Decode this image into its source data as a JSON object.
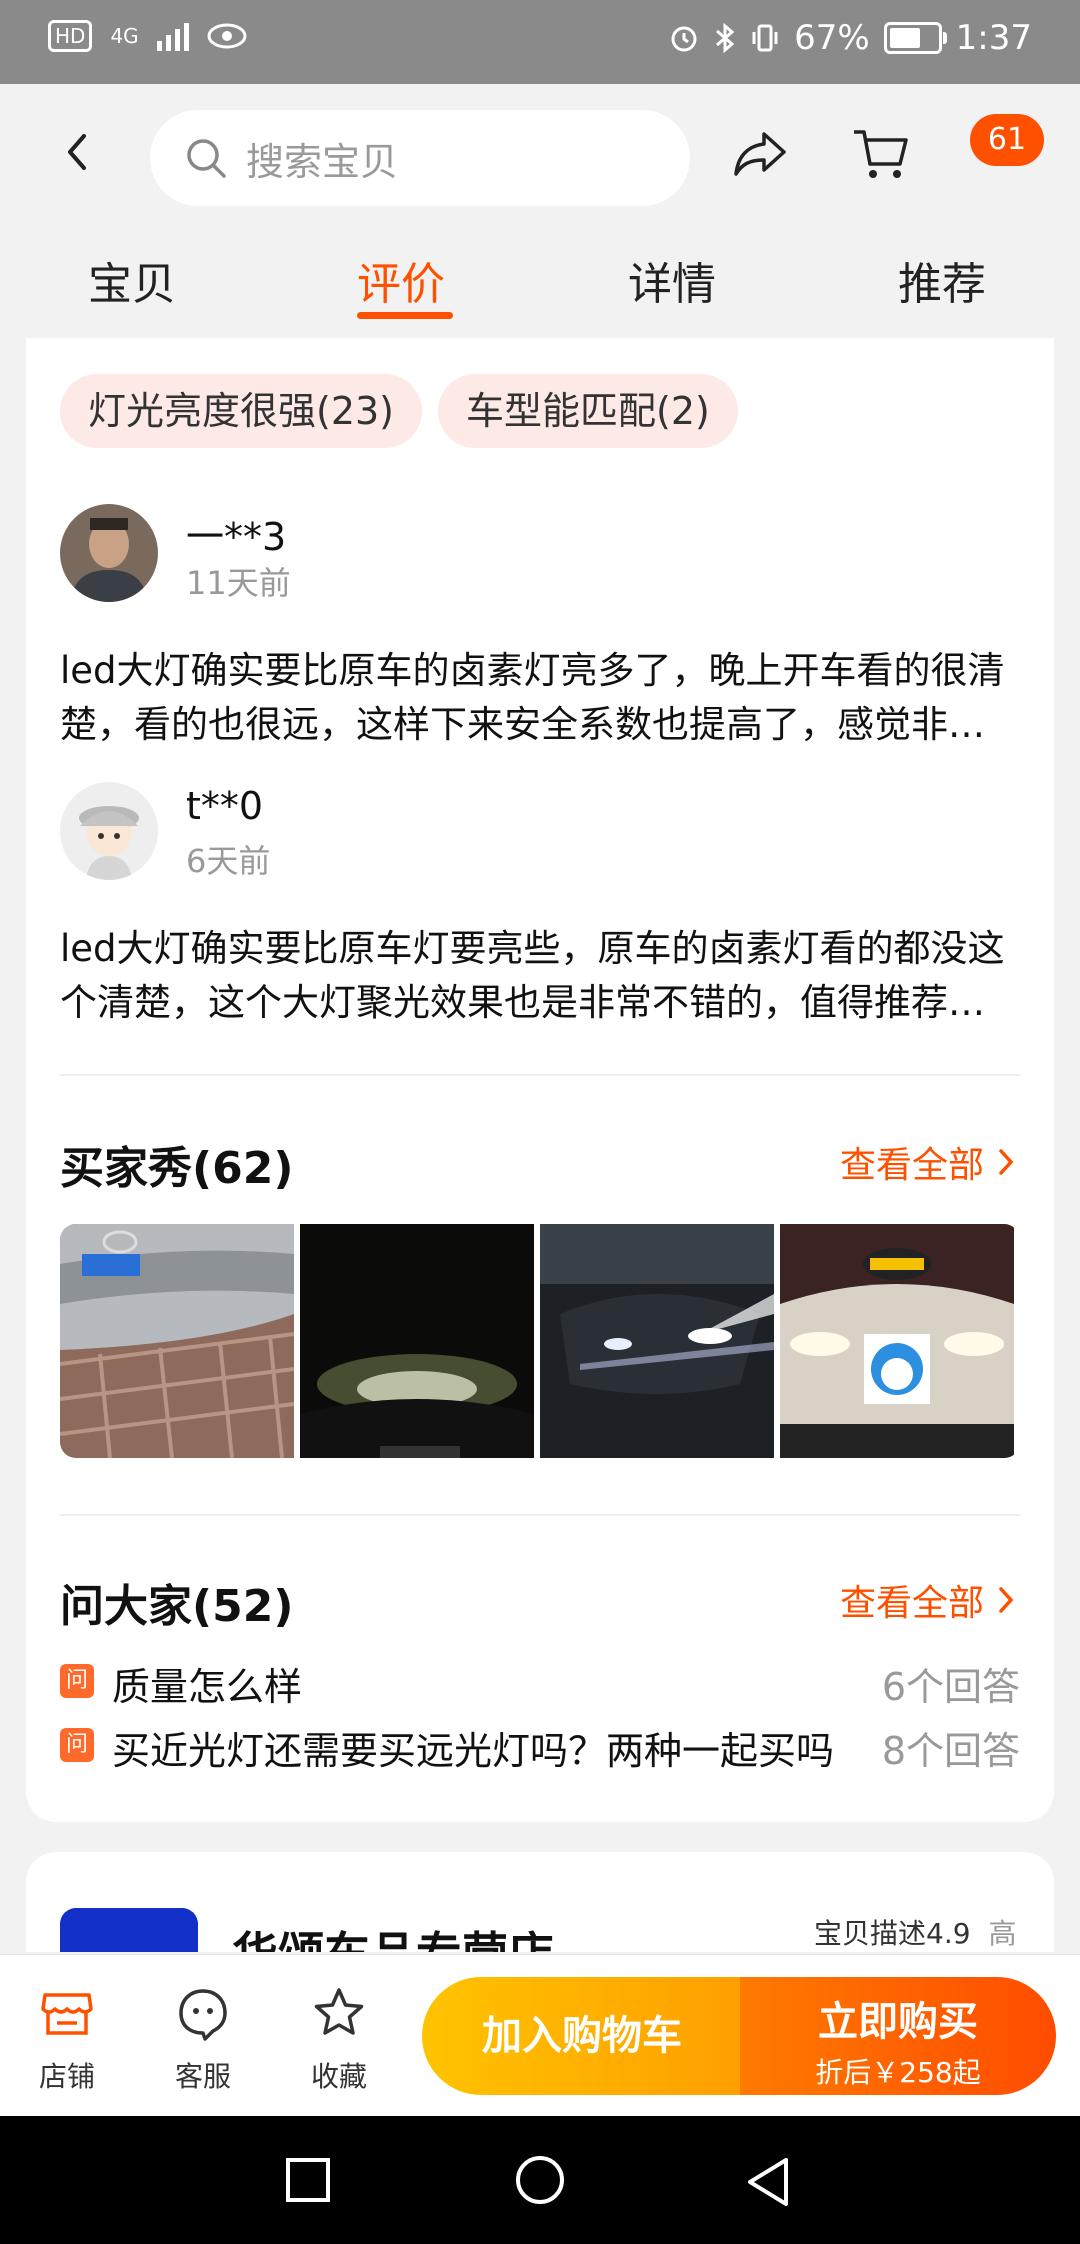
{
  "status": {
    "battery": "67%",
    "time": "1:37",
    "network": "4G",
    "hd": "HD"
  },
  "header": {
    "search_placeholder": "搜索宝贝",
    "cart_badge": "61"
  },
  "tabs": [
    {
      "label": "宝贝"
    },
    {
      "label": "评价",
      "active": true
    },
    {
      "label": "详情"
    },
    {
      "label": "推荐"
    }
  ],
  "review_tags": [
    "灯光亮度很强(23)",
    "车型能匹配(2)"
  ],
  "reviews": [
    {
      "user": "一**3",
      "time": "11天前",
      "text": "led大灯确实要比原车的卤素灯亮多了，晚上开车看的很清楚，看的也很远，这样下来安全系数也提高了，感觉非常不错，值得购买推荐"
    },
    {
      "user": "t**0",
      "time": "6天前",
      "text": "led大灯确实要比原车灯要亮些，原车的卤素灯看的都没这个清楚，这个大灯聚光效果也是非常不错的，值得推荐购买"
    }
  ],
  "buyer_show": {
    "title": "买家秀(62)",
    "link": "查看全部"
  },
  "ask": {
    "title": "问大家(52)",
    "link": "查看全部",
    "icon_char": "问",
    "items": [
      {
        "question": "质量怎么样",
        "answers": "6个回答"
      },
      {
        "question": "买近光灯还需要买远光灯吗？两种一起买吗",
        "answers": "8个回答"
      }
    ]
  },
  "shop": {
    "name": "华颂车品专营店",
    "score": "宝贝描述4.9",
    "level": "高"
  },
  "bottom": {
    "store": "店铺",
    "service": "客服",
    "favorite": "收藏",
    "add_cart": "加入购物车",
    "buy_now": "立即购买",
    "price": "折后￥258起"
  },
  "colors": {
    "accent": "#ff5000",
    "tag_bg": "#fde9e6",
    "cart_yellow": "#ffb400"
  }
}
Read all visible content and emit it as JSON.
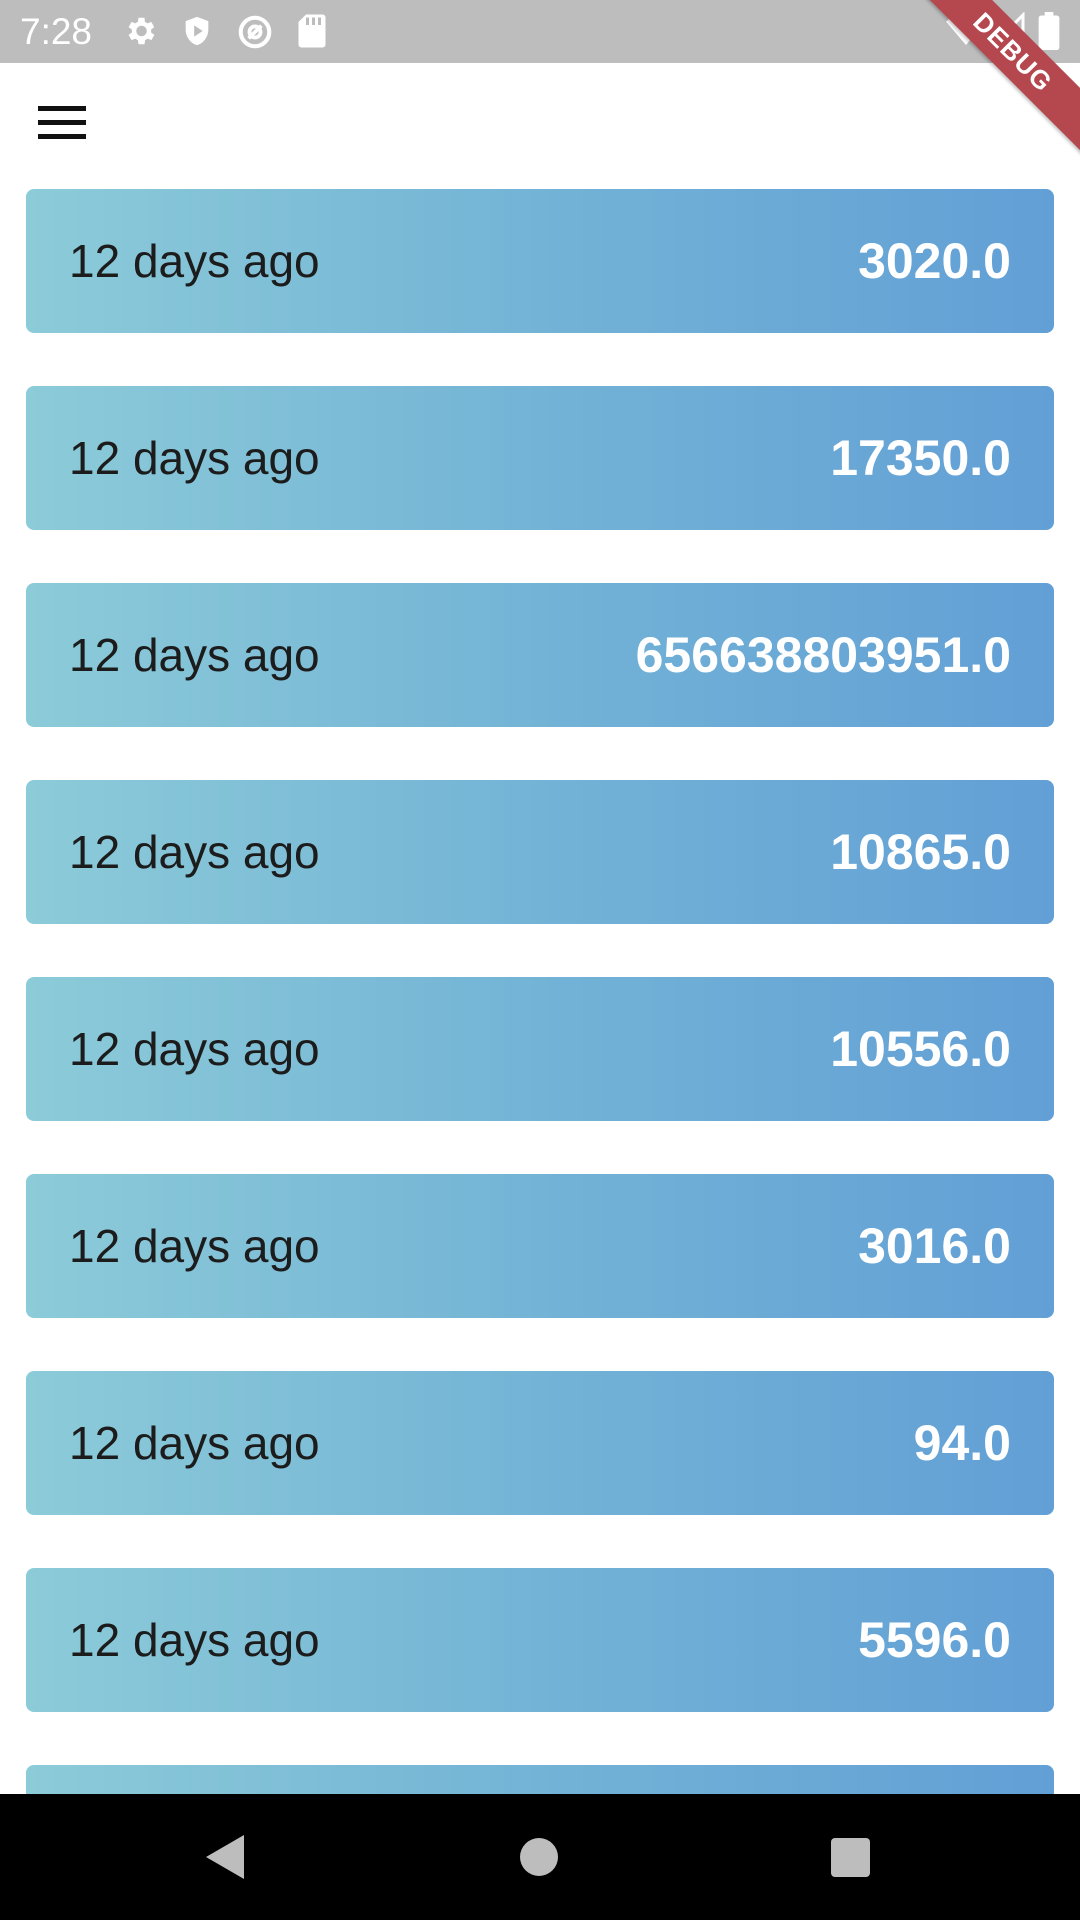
{
  "status_bar": {
    "time": "7:28",
    "icons_left": [
      "settings-icon",
      "shield-icon",
      "at-sign-icon",
      "sd-card-icon"
    ],
    "icons_right": [
      "wifi-icon",
      "cell-signal-icon",
      "battery-icon"
    ]
  },
  "debug_banner": {
    "label": "DEBUG",
    "color": "#b5474e"
  },
  "app_bar": {
    "menu_icon": "menu-icon"
  },
  "transactions": [
    {
      "date": "12 days ago",
      "amount": "3020.0"
    },
    {
      "date": "12 days ago",
      "amount": "17350.0"
    },
    {
      "date": "12 days ago",
      "amount": "656638803951.0"
    },
    {
      "date": "12 days ago",
      "amount": "10865.0"
    },
    {
      "date": "12 days ago",
      "amount": "10556.0"
    },
    {
      "date": "12 days ago",
      "amount": "3016.0"
    },
    {
      "date": "12 days ago",
      "amount": "94.0"
    },
    {
      "date": "12 days ago",
      "amount": "5596.0"
    },
    {
      "date": "",
      "amount": ""
    }
  ],
  "colors": {
    "card_gradient_start": "#8ccbd8",
    "card_gradient_end": "#629fd6",
    "status_bar": "#bdbdbd",
    "nav_bar": "#000000"
  },
  "nav_bar": {
    "icons": [
      "back-icon",
      "home-icon",
      "recents-icon"
    ]
  }
}
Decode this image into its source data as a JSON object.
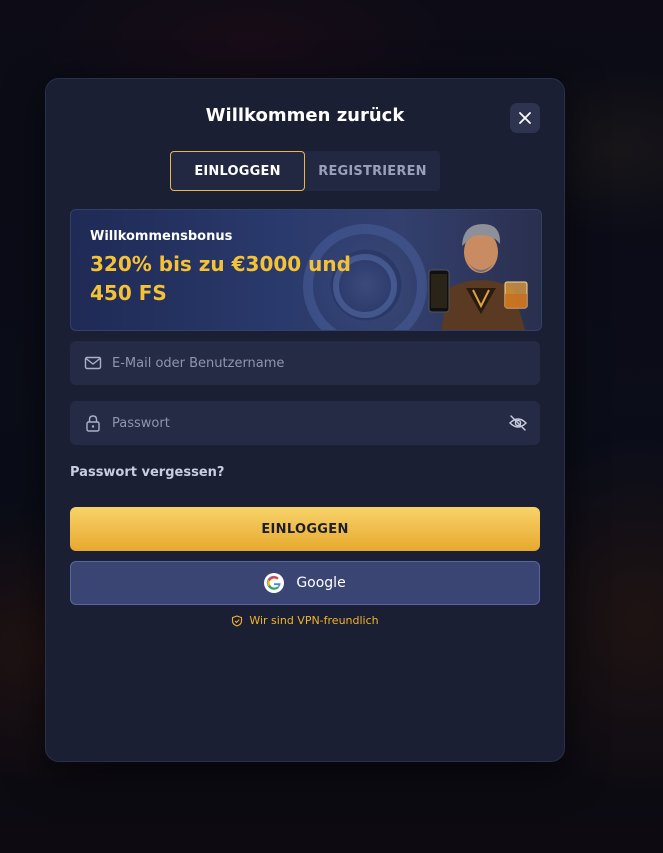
{
  "modal": {
    "title": "Willkommen zurück",
    "close_icon": "close-icon"
  },
  "tabs": [
    {
      "label": "EINLOGGEN",
      "active": true
    },
    {
      "label": "REGISTRIEREN",
      "active": false
    }
  ],
  "banner": {
    "label": "Willkommensbonus",
    "offer": "320% bis zu €3000 und 450 FS",
    "accent_color": "#f5c236"
  },
  "form": {
    "username_placeholder": "E-Mail oder Benutzername",
    "username_value": "",
    "username_icon": "envelope-icon",
    "password_placeholder": "Passwort",
    "password_value": "",
    "password_icon": "lock-icon",
    "visibility_icon": "eye-off-icon",
    "forgot_label": "Passwort vergessen?"
  },
  "buttons": {
    "login_label": "EINLOGGEN",
    "google_label": "Google",
    "login_color": "#f5c236"
  },
  "vpn_note": "Wir sind VPN-freundlich"
}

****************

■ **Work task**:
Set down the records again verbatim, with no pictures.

■ **Task answer**:
Decode this image into its source data as a JSON object.
{
  "status": {
    "battery": "67%",
    "time": "1:37",
    "network": "4G",
    "hd": "HD"
  },
  "header": {
    "search_placeholder": "搜索宝贝",
    "cart_badge": "61"
  },
  "tabs": [
    {
      "label": "宝贝"
    },
    {
      "label": "评价",
      "active": true
    },
    {
      "label": "详情"
    },
    {
      "label": "推荐"
    }
  ],
  "review_tags": [
    "灯光亮度很强(23)",
    "车型能匹配(2)"
  ],
  "reviews": [
    {
      "user": "一**3",
      "time": "11天前",
      "text": "led大灯确实要比原车的卤素灯亮多了，晚上开车看的很清楚，看的也很远，这样下来安全系数也提高了，感觉非常不错，值得购买推荐"
    },
    {
      "user": "t**0",
      "time": "6天前",
      "text": "led大灯确实要比原车灯要亮些，原车的卤素灯看的都没这个清楚，这个大灯聚光效果也是非常不错的，值得推荐购买"
    }
  ],
  "buyer_show": {
    "title": "买家秀(62)",
    "link": "查看全部"
  },
  "ask": {
    "title": "问大家(52)",
    "link": "查看全部",
    "icon_char": "问",
    "items": [
      {
        "question": "质量怎么样",
        "answers": "6个回答"
      },
      {
        "question": "买近光灯还需要买远光灯吗？两种一起买吗",
        "answers": "8个回答"
      }
    ]
  },
  "shop": {
    "name": "华颂车品专营店",
    "score": "宝贝描述4.9",
    "level": "高"
  },
  "bottom": {
    "store": "店铺",
    "service": "客服",
    "favorite": "收藏",
    "add_cart": "加入购物车",
    "buy_now": "立即购买",
    "price": "折后￥258起"
  },
  "colors": {
    "accent": "#ff5000",
    "tag_bg": "#fde9e6",
    "cart_yellow": "#ffb400"
  }
}
Read all visible content and emit it as JSON.
{
  "status_bar": {
    "time": "7:28",
    "icons_left": [
      "settings-icon",
      "shield-icon",
      "at-sign-icon",
      "sd-card-icon"
    ],
    "icons_right": [
      "wifi-icon",
      "cell-signal-icon",
      "battery-icon"
    ]
  },
  "debug_banner": {
    "label": "DEBUG",
    "color": "#b5474e"
  },
  "app_bar": {
    "menu_icon": "menu-icon"
  },
  "transactions": [
    {
      "date": "12 days ago",
      "amount": "3020.0"
    },
    {
      "date": "12 days ago",
      "amount": "17350.0"
    },
    {
      "date": "12 days ago",
      "amount": "656638803951.0"
    },
    {
      "date": "12 days ago",
      "amount": "10865.0"
    },
    {
      "date": "12 days ago",
      "amount": "10556.0"
    },
    {
      "date": "12 days ago",
      "amount": "3016.0"
    },
    {
      "date": "12 days ago",
      "amount": "94.0"
    },
    {
      "date": "12 days ago",
      "amount": "5596.0"
    },
    {
      "date": "",
      "amount": ""
    }
  ],
  "colors": {
    "card_gradient_start": "#8ccbd8",
    "card_gradient_end": "#629fd6",
    "status_bar": "#bdbdbd",
    "nav_bar": "#000000"
  },
  "nav_bar": {
    "icons": [
      "back-icon",
      "home-icon",
      "recents-icon"
    ]
  }
}
Decode this image into its source data as a JSON object.
{
  "modal": {
    "title": "Willkommen zurück",
    "close_icon": "close-icon"
  },
  "tabs": [
    {
      "label": "EINLOGGEN",
      "active": true
    },
    {
      "label": "REGISTRIEREN",
      "active": false
    }
  ],
  "banner": {
    "label": "Willkommensbonus",
    "offer": "320% bis zu €3000 und 450 FS",
    "accent_color": "#f5c236"
  },
  "form": {
    "username_placeholder": "E-Mail oder Benutzername",
    "username_value": "",
    "username_icon": "envelope-icon",
    "password_placeholder": "Passwort",
    "password_value": "",
    "password_icon": "lock-icon",
    "visibility_icon": "eye-off-icon",
    "forgot_label": "Passwort vergessen?"
  },
  "buttons": {
    "login_label": "EINLOGGEN",
    "google_label": "Google",
    "login_color": "#f5c236"
  },
  "vpn_note": "Wir sind VPN-freundlich"
}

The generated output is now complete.